Wolves devour lambs. Leopards pounce on goats. A calf is never safe around a lion, and neither is a child! Though very touching, the picture of predators living in harmony with their prey can strike us as naïve. Prophetic pictures of such a scene have been interpreted different ways, but the image is striking. So, how different would things have to be for animals to be able to live like that? Perhaps not that different at all.
A BBC documentary called Animal Odd Couples opened my eyes to this, as it portrayed a series of unusual animal friendships. It showed a Great Dane that was best friends with a fawn, a pregnant cat that attempted to nurse a family of ducklings, and an orangutan that was best friends with a hound. In one particularly touching example of this predator-turned-protector behavior, a lioness adopted a newborn oryx. When another lion later killed the oryx, the lioness grieved.

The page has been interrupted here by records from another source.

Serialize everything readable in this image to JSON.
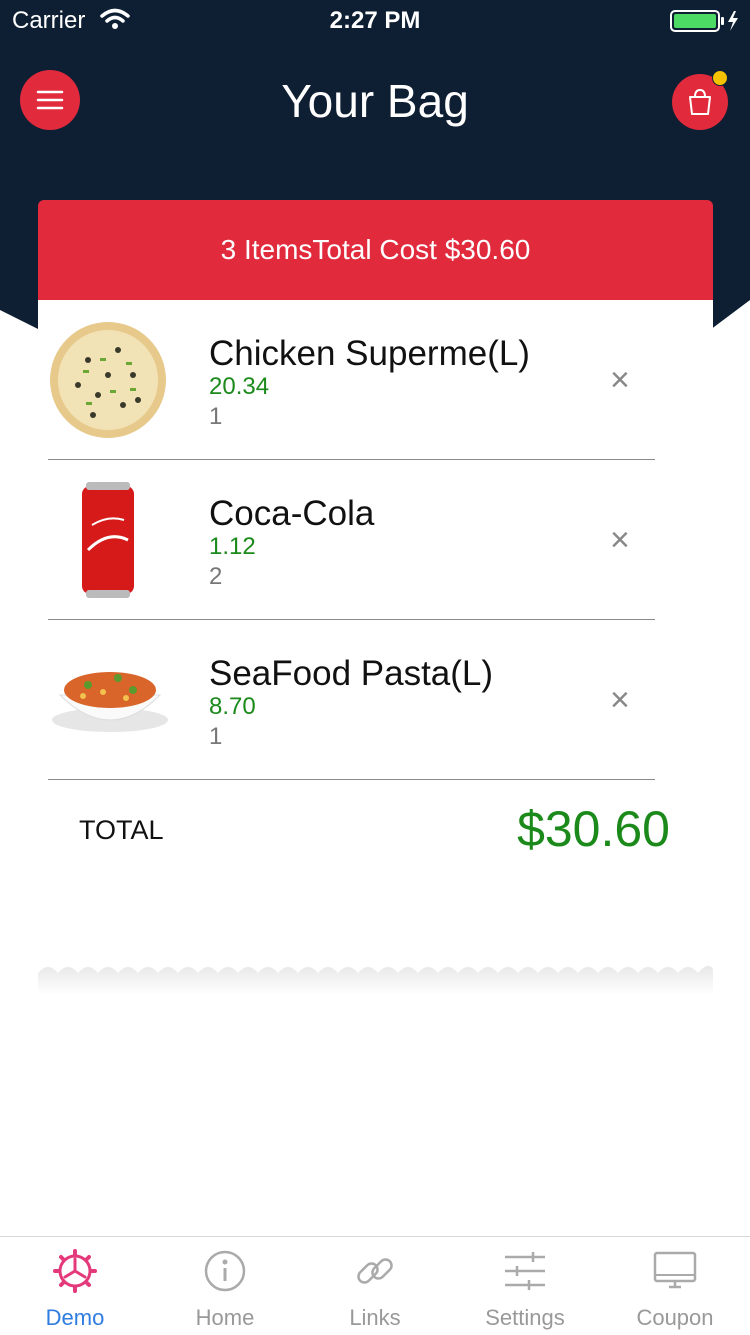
{
  "status_bar": {
    "carrier": "Carrier",
    "time": "2:27 PM"
  },
  "header": {
    "title": "Your Bag",
    "menu_icon": "menu-icon",
    "bag_icon": "shopping-bag-icon",
    "accent": "#e12a3c",
    "background": "#0f1f33"
  },
  "summary": {
    "text": "3 ItemsTotal Cost $30.60"
  },
  "items": [
    {
      "name": "Chicken Superme(L)",
      "price": "20.34",
      "qty": "1",
      "image": "pizza"
    },
    {
      "name": "Coca-Cola",
      "price": "1.12",
      "qty": "2",
      "image": "cola-can"
    },
    {
      "name": "SeaFood Pasta(L)",
      "price": "8.70",
      "qty": "1",
      "image": "pasta-bowl"
    }
  ],
  "remove_symbol": "×",
  "total": {
    "label": "TOTAL",
    "value": "$30.60"
  },
  "tabs": [
    {
      "label": "Demo",
      "icon": "demo-gear-icon",
      "active": true
    },
    {
      "label": "Home",
      "icon": "info-icon",
      "active": false
    },
    {
      "label": "Links",
      "icon": "link-icon",
      "active": false
    },
    {
      "label": "Settings",
      "icon": "sliders-icon",
      "active": false
    },
    {
      "label": "Coupon",
      "icon": "monitor-icon",
      "active": false
    }
  ]
}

How did a cat overcome its predatory instincts to care for a clutch of ducklings? Zoologists surmise that the cat’s pregnancy hormones played a role. How did a lioness overcome its desire to eat an oryx and to mother it instead? Experts think it had experienced its own trauma and was desperate to nurture whatever it could find.
Whatever the reason, Animal Odd Couples showed that the vision of Isaiah 11:9 is not a naïve dream: “Nothing will hurt or destroy in all my holy mountain, for as the waters fill the sea, so the earth will be filled with people who know the LORD.” It is possible. And one day, Isaiah tells us, such behavior won’t be rare. In fact, it will be part of an extraordinary peace that stretches into the human world too. As John wrote, “There will be no more death or sorrow or crying or pain” (Revelation 21:4).
Yes, God’s shalom will one day fill the earth. All creation will experience the harmony of His perfect peace!
Taken from “Our Daily Journey”